About 1 in 8 women will get Breast Cancer in their lifetime.
This is a sobering statistic as we head into Breast Cancer Awareness Month.
For many of us we either know a survivor or may even be a survivor of breast cancer.
For Jill Tanner of Owensboro, she was diagnosed with breast cancer at 49.
"By me having the genetic testing done and finding out I did have the BRCA mutation, they kept close eye on me as far as the mammograms and everything," says Tanner, survivor. "They had me going every three months for a mammogram. I was lucky they caught me at a Stage 0."
Yearly screenings, a procedure which could save your life.
That's why health officials are making sure women are not putting it off during this pandemic.
"You know if we can catch it earlier, that's much much better," says Jennifer Small, Deaconess Downtown Breast Center manager. "It's treated quicker and it's better in the long run."
Annual screenings start around 40.

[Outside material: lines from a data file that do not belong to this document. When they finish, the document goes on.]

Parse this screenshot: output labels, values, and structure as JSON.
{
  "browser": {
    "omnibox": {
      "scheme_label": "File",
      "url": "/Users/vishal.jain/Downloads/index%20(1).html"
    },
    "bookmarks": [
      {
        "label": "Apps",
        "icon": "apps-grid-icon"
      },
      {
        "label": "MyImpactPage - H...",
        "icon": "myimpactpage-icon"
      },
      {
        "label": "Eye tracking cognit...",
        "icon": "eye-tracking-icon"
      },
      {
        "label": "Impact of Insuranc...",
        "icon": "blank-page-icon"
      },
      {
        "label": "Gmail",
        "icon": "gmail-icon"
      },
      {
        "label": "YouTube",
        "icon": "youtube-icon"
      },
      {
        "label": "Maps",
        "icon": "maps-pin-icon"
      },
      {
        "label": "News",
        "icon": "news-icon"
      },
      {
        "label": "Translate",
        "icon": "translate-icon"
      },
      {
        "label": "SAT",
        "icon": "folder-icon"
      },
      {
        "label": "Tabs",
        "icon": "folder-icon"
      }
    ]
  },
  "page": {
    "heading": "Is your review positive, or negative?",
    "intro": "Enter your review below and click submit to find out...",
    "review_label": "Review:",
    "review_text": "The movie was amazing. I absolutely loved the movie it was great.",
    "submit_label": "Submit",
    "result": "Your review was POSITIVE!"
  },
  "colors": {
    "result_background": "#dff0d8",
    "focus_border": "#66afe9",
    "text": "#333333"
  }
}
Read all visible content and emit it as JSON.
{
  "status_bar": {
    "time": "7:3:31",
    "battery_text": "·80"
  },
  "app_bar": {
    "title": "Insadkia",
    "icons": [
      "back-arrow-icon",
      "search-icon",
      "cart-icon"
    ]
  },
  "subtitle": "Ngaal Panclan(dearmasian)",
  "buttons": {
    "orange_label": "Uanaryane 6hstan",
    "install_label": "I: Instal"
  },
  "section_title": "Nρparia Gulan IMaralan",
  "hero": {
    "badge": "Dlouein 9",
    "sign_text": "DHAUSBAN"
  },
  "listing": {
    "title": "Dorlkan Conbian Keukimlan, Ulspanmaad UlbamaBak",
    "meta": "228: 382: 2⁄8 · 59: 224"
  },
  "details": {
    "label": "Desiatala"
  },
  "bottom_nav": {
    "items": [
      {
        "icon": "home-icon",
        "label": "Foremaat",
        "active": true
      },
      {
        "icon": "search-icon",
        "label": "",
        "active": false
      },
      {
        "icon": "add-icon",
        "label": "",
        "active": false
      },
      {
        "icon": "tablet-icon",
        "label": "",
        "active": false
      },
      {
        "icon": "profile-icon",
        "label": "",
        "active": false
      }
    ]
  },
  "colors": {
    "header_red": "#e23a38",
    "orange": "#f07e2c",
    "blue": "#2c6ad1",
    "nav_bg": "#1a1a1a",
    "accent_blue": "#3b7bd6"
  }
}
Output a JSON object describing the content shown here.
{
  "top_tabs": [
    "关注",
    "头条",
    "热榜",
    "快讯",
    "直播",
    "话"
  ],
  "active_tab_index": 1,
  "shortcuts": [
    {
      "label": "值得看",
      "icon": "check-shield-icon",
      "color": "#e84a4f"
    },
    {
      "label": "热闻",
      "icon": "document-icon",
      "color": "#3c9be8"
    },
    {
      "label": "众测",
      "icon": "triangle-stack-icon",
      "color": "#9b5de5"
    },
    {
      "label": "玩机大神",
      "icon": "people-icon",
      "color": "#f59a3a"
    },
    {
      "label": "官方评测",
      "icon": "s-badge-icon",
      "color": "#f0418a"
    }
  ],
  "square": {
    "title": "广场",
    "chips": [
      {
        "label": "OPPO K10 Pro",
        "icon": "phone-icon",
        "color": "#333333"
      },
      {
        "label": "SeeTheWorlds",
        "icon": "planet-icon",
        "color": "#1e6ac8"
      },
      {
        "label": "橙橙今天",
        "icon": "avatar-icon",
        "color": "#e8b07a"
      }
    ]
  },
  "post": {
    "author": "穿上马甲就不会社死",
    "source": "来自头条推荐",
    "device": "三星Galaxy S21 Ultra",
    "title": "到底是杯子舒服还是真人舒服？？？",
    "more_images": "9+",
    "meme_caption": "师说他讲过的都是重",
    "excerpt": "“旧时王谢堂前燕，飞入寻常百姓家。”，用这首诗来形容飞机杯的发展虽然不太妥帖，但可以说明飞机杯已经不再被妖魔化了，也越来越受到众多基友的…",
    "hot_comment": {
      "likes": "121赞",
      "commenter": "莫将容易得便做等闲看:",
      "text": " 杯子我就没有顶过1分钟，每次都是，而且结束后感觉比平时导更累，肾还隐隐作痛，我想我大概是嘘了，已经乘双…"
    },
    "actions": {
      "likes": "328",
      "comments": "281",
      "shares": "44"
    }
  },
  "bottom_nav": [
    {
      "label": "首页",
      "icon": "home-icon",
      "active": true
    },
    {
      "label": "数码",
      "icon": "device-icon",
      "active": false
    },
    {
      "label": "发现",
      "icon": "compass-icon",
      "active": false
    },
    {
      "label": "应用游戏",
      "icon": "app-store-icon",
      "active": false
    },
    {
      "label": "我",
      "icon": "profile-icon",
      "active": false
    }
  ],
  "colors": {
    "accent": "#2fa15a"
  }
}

Health officials say breast cancer can still appear anytime, so being aware of family history, along with recognizing any changes in your own body is important.
"We just really want everyone to feel like we are providing a safe and clean environment, so that they don't push off having a mammogram, especially if they are having any issues," says Small.